- Consider altering other factors which may affect your risk of breast cancer:
- If you are past the menopause and are overweight or obese, losing some weight will reduce your risk.
- Regular exercise reduces the risk.
- If you drink a lot of alcohol the risk is increased. Cutting back to sensible drinking is best if this applies to you.
- There is a slightly increased risk of developing breast cancer if you take the combined oral contraceptive (COC) pill when you are aged over 35 years or hormone replacement therapy (HRT). If you use these, you may wish to consider other options.
- If you have children, women who breast-feed have a reduced risk of developing breast cancer compared with those who bottle-feed.
- See your GP if there is a change in your family history. For example, if a close family member develops cancer of the breast or ovary after your risk of breast cancer has previously been assessed. This may mean that your risk has changed.
If your risk is assessed as moderate or high
Consider changing other risk factors for breast cancer as outlined above for women with normal or near-normal risk.
You will be offered a referral to see a doctor who is a specialist. He or she will make a detailed assessment of your risk on the basis of family history.
You may be offered genetic testing and counselling. This is usually done in a specialist genetics clinic. This may involve tests to see if you carry one or more of the faulty genes mentioned above. A blood test may also be taken from your family member who has breast cancer.
Depending on the outcome of the tests and assessment of the risk, some women are offered regular tests such as mammography or MRI scans for screening from an early age. The timing and frequency of any screening tests will depend on your own individual risk.
For a small number of women, whose risk is very high, surgery to remove the breasts and/or ovaries before cancer develops may be an option.

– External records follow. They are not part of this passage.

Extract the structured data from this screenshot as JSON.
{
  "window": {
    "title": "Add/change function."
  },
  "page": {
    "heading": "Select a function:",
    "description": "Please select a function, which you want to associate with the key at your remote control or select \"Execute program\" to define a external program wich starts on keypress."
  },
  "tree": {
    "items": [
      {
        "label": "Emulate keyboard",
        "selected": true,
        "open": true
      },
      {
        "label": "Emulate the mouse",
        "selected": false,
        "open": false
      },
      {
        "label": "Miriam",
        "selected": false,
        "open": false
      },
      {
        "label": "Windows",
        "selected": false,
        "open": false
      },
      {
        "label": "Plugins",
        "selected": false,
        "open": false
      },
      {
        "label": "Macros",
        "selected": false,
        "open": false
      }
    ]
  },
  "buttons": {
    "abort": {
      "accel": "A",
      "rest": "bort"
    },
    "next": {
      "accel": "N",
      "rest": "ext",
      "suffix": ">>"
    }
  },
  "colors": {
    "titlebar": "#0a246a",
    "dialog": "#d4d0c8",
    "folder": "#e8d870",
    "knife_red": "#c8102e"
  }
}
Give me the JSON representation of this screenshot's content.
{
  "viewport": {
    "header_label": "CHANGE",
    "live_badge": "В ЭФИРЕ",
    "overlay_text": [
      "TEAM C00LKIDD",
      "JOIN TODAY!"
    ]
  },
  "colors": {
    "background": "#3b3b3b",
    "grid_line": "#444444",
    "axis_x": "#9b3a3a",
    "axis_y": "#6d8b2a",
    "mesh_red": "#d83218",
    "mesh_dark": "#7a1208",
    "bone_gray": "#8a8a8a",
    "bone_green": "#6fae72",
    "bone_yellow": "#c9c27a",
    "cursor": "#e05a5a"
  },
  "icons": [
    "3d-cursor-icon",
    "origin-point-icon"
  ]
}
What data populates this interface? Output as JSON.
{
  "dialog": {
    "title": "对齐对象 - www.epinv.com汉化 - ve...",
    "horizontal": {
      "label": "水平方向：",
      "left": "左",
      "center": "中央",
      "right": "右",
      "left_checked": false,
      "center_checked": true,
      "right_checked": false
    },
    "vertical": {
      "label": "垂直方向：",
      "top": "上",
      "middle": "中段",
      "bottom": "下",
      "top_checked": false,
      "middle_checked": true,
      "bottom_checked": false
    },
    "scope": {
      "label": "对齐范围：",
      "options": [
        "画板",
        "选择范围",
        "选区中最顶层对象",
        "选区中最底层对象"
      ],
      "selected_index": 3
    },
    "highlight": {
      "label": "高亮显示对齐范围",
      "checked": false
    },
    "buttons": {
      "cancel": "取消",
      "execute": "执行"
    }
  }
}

This is not an option which is taken lightly and is only done after full risk assessment and counselling.
There are medicines (tamoxifen and raloxifene) which have also been shown to reduce the risk of breast cancer in women who are at increased risk of the disease.
Further reading and references
BRCA in breast cancer: ESMO Clinical Practice Guidelines; European Society for Medical Oncology (2011)
Breast screening; NICE CKS, December 2017 (UK access only)
Advanced breast cancer: Diagnosis and treatment; NICE Clinical Guideline (July 2014, updated Aug 2017)
Breast cancer - managing FH; NICE CKS, December 2013 (UK access only)
Early and locally advanced breast cancer, NICE Clinical Guideline (February 2009)
Familial breast cancer: classification, care and managing breast cancer and related risks in people with a family history of breast cancer; NICE Clinical Guideline (June 2013 - last updated November 2019)